Seen as the top challenger for Botswana’s biggest bank, ABSA Bank Botswana, is seeing red, with the bank warning shareholders that profit will fall on the back of increases in credit impairments.
The second largest commercial bank on Thursday warned that consolidated year end results for the year ended 31 December 2020 will be substantially lower than the results reported for the year ended 31 December 2019. Profit before tax is expected to be lower by between 40 – 50 percent (approximately P271 million to BWP339 million) than that reported for the year ended 31 December 2019, which amounted to P678 million.
“The outbreak of Covid-19 has had a significant impact on the economy and business community across different industries at large. The impact has been significant on the Company’s credit impairment provisions line given the size of the business as well the strategies deployed to support the Company’s customers during this difficult time, through extension of payment holidays and other relief programs. This increase in credit impairments provisions has materially impacted the company’s profit before tax in comparison to prior year results,” the bank said in a cautionary notice to shareholders.
The expected fall in profit will not shock market observes following last year’s tough operating environment, which led to a 70 percent drop in half year profit. For the six months ended 30 June 2020, ABSA reported profit after tax amounting to P90, which was a fall from 2019’s half year profit of P298.7 million.
The decline in profitability is a new territory for ABSA Botswana, formerly Barclays Bank Botswana, which has been resilient over the years when local commercial banks’ profitability was under pressure following the Bank of Botswana’s moratorium on bank charges which was implemented between 2014 and 2016, banning banks from raising bank fees during the period.
The top two bank showed strength in that period, delivering pleasing set of results that propelled it to the second biggest bank in the country after surpassing Standard Chartered Bank Botswana, which for a long time was the second contender to the throne after First National Bank Botswana (FNBB), which remains the leader.

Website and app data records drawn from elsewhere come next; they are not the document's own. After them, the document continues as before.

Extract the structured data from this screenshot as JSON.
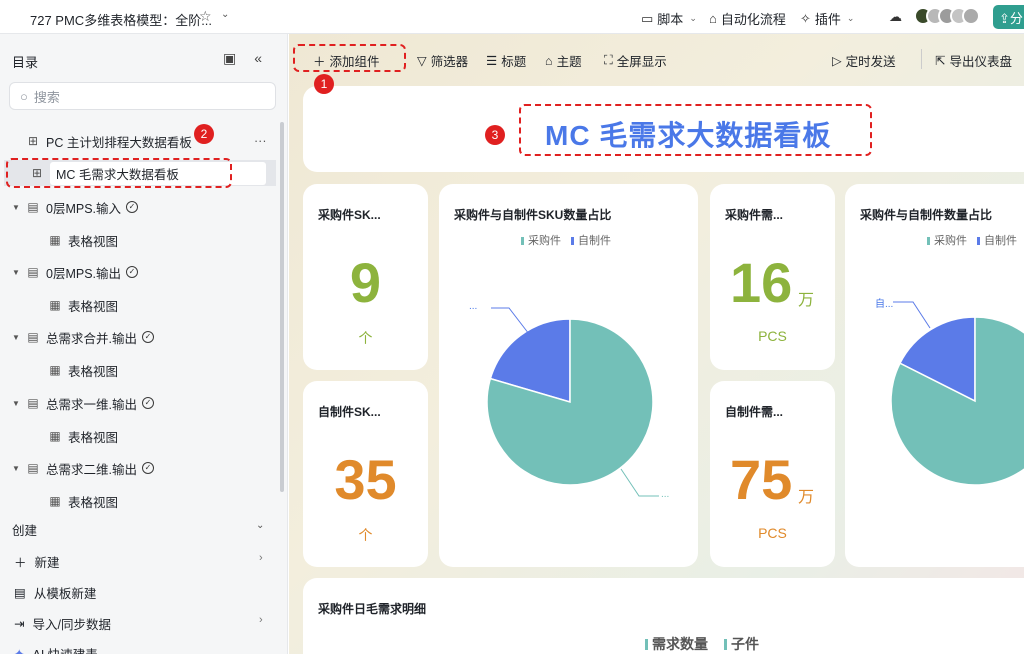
{
  "topbar": {
    "title": "727 PMC多维表格模型：全阶...",
    "script_label": "脚本",
    "automation_label": "自动化流程",
    "plugin_label": "插件",
    "share_label": "分"
  },
  "sidebar": {
    "header": "目录",
    "search_placeholder": "搜索",
    "items": [
      {
        "label": "PC 主计划排程大数据看板",
        "type": "dashboard"
      },
      {
        "label": "MC 毛需求大数据看板",
        "type": "dashboard"
      },
      {
        "label": "0层MPS.输入",
        "type": "table"
      },
      {
        "label": "表格视图",
        "type": "view"
      },
      {
        "label": "0层MPS.输出",
        "type": "table"
      },
      {
        "label": "表格视图",
        "type": "view"
      },
      {
        "label": "总需求合并.输出",
        "type": "table"
      },
      {
        "label": "表格视图",
        "type": "view"
      },
      {
        "label": "总需求一维.输出",
        "type": "table"
      },
      {
        "label": "表格视图",
        "type": "view"
      },
      {
        "label": "总需求二维.输出",
        "type": "table"
      },
      {
        "label": "表格视图",
        "type": "view"
      }
    ],
    "create_header": "创建",
    "create_items": [
      "新建",
      "从模板新建",
      "导入/同步数据",
      "AI 快速建表"
    ]
  },
  "annotations": [
    "1",
    "2",
    "3"
  ],
  "toolbar": {
    "add_widget": "添加组件",
    "filter": "筛选器",
    "title": "标题",
    "theme": "主题",
    "fullscreen": "全屏显示",
    "schedule_send": "定时发送",
    "export": "导出仪表盘"
  },
  "dashboard": {
    "title": "MC 毛需求大数据看板",
    "kpis": [
      {
        "title": "采购件SK...",
        "value": "9",
        "unit": "个",
        "color": "#8db33d"
      },
      {
        "title": "自制件SK...",
        "value": "35",
        "unit": "个",
        "color": "#e08a2b"
      },
      {
        "title": "采购件需...",
        "value": "16",
        "suffix": "万",
        "unit": "PCS",
        "color": "#8db33d"
      },
      {
        "title": "自制件需...",
        "value": "75",
        "suffix": "万",
        "unit": "PCS",
        "color": "#e08a2b"
      }
    ],
    "pie1": {
      "title": "采购件与自制件SKU数量占比",
      "legend": [
        "采购件",
        "自制件"
      ],
      "label_a": "...",
      "label_b": "..."
    },
    "pie2": {
      "title": "采购件与自制件数量占比",
      "legend": [
        "采购件",
        "自制件"
      ],
      "label_a": "自..."
    },
    "bottom_title": "采购件日毛需求明细",
    "bottom_legend": [
      "需求数量",
      "子件"
    ]
  },
  "chart_data": [
    {
      "type": "pie",
      "title": "采购件与自制件SKU数量占比",
      "categories": [
        "采购件",
        "自制件"
      ],
      "values": [
        35,
        9
      ],
      "colors": [
        "#73c0b8",
        "#5b7be8"
      ]
    },
    {
      "type": "pie",
      "title": "采购件与自制件数量占比",
      "categories": [
        "采购件",
        "自制件"
      ],
      "values": [
        75,
        16
      ],
      "colors": [
        "#73c0b8",
        "#5b7be8"
      ]
    }
  ],
  "colors": {
    "accent": "#4a78e8",
    "teal": "#73c0b8",
    "red": "#e02020",
    "share": "#2f9e8f"
  }
}
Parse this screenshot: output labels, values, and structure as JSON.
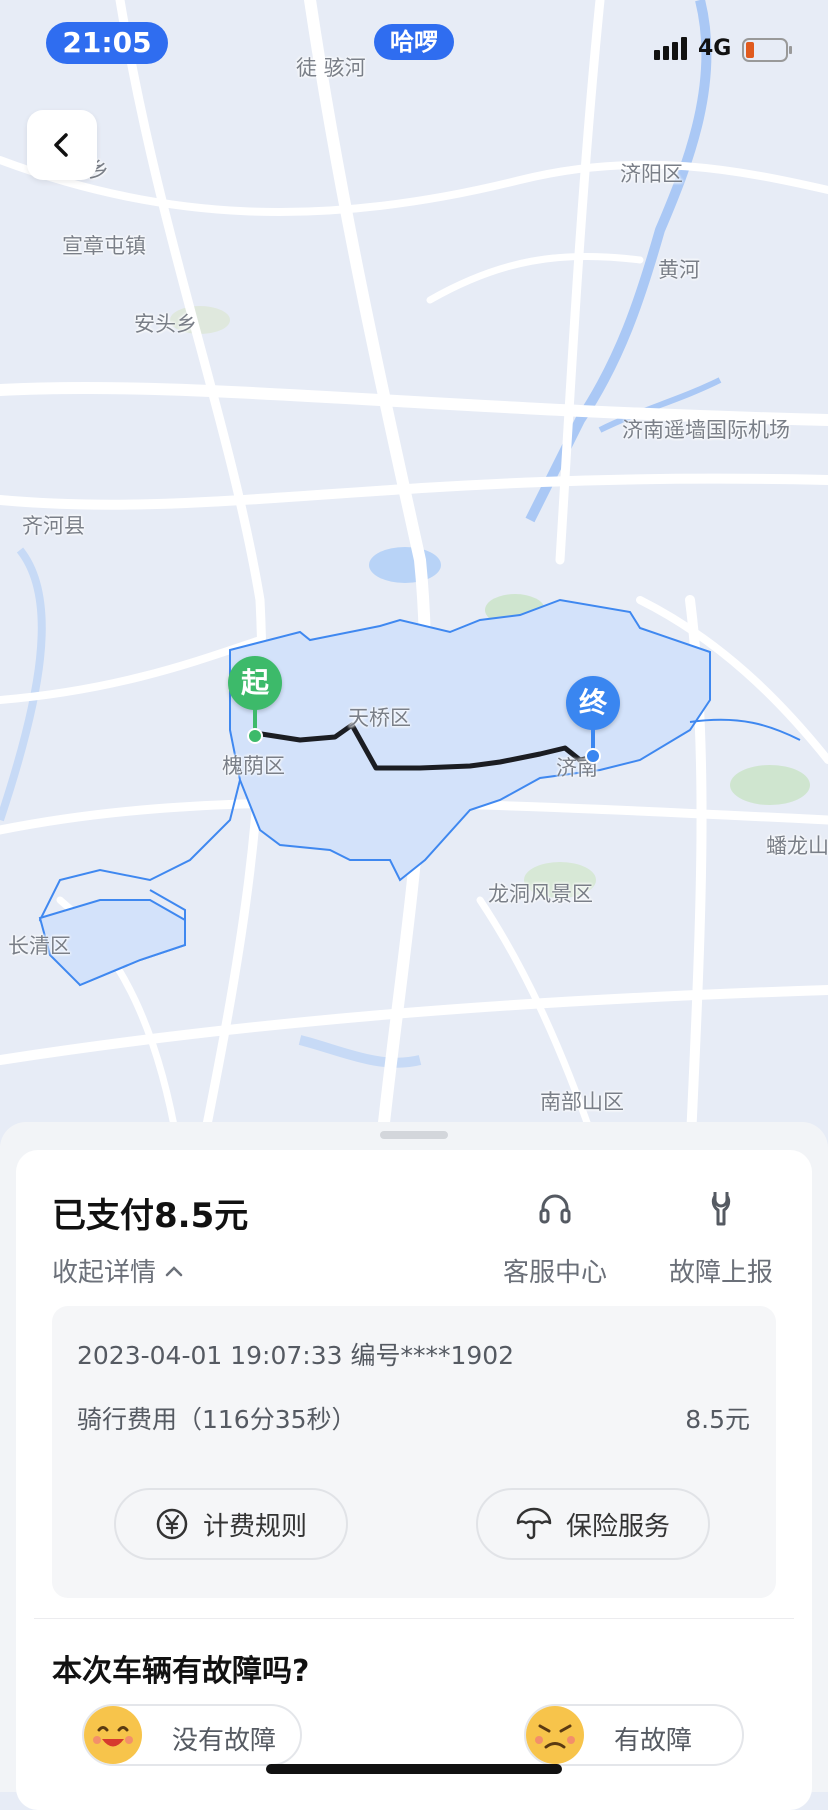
{
  "status_bar": {
    "time": "21:05",
    "app_badge": "哈啰",
    "network": "4G"
  },
  "map": {
    "labels": {
      "tuhaihe": "徒 骇河",
      "xiang": "乡",
      "jiyang": "济阳区",
      "xuanzhang": "宣章屯镇",
      "huanghe": "黄河",
      "antou": "安头乡",
      "airport": "济南遥墙国际机场",
      "qihe": "齐河县",
      "tianqiao": "天桥区",
      "huaiyin": "槐荫区",
      "jinan": "济南",
      "panlong": "蟠龙山",
      "longdong": "龙洞风景区",
      "changqing": "长清区",
      "nanbushan": "南部山区"
    },
    "start_marker": "起",
    "end_marker": "终"
  },
  "trip": {
    "paid_title": "已支付8.5元",
    "collapse_label": "收起详情",
    "order_line": "2023-04-01 19:07:33 编号****1902",
    "fee_label": "骑行费用（116分35秒）",
    "fee_amount": "8.5元"
  },
  "actions": {
    "service_label": "客服中心",
    "report_label": "故障上报"
  },
  "buttons": {
    "pricing_rules": "计费规则",
    "insurance": "保险服务"
  },
  "fault": {
    "question": "本次车辆有故障吗?",
    "no_fault": "没有故障",
    "has_fault": "有故障"
  },
  "colors": {
    "accent": "#2f6df0",
    "start_green": "#3dba6a",
    "end_blue": "#3a86f0",
    "zone_fill": "#d3e2fa",
    "zone_stroke": "#3f88f0"
  }
}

Still, FNBB is feeling the Covid blues, losing a quarter of its profit also due to increase in credit impairments. According to the bank’s financials that cover the six months period to December 2020, income from operations fell by 14 percent to P1 billion following a 15 percent reduction in interest income to P713 million, a 4 percent drop in non-interest income to P638.9 million, and a 16 percent increase in loan impairments to P199 million dragged the bank’s performance.
Though operating expenses reduced by 8 percent to P298.3 million and employee benefits were down by 3 percent to P292.8 million, FNBB’s profit before tax tumbled by 23 percent to P419 million.
On the green side, Standard Chartered Bank, seems to be clawing its way up. The bank also known as Stanchart, announced to shareholders that the consolidated profit before tax for the year ended 31st December 2020 will approximately be between 42 percent to 47 percent (P29.2 million to P32.5 million) higher than the P69.6 million reported for the year ended 31st December 2019.
The Covid-19 defying performance was set in motion last year when Stanchart pressed ahead with stellar performance despite the disruptions brought by interventions aimed at containing the spread of the virus.
In September 2020, the bank reported that the financials for the six months ended 30 June 2020 defied expectations. The operating income was up by 14 percent to P384.2 million, and though expenses rose slightly by 5 percent to P308.4 million, Stanchart delivered a strong profit after tax, up from 2019’s P27 million to P90 million.
Stanchart, which has been operating in Botswana since 1897 fell from the list of the top three most profitable banks in the country in 2017 when it posted a P232 million loss, hit by massive credit impairments from the closure of the BCL mines – one of the bank’s top clients. The steep loss was in contrast to the P79.7 million profit made in 2016, which of course was also a sign of the bank’s declining bottom line performance – falling from the highs of P319.2 million made in 2014, before plunging to P47.4 million in 2015.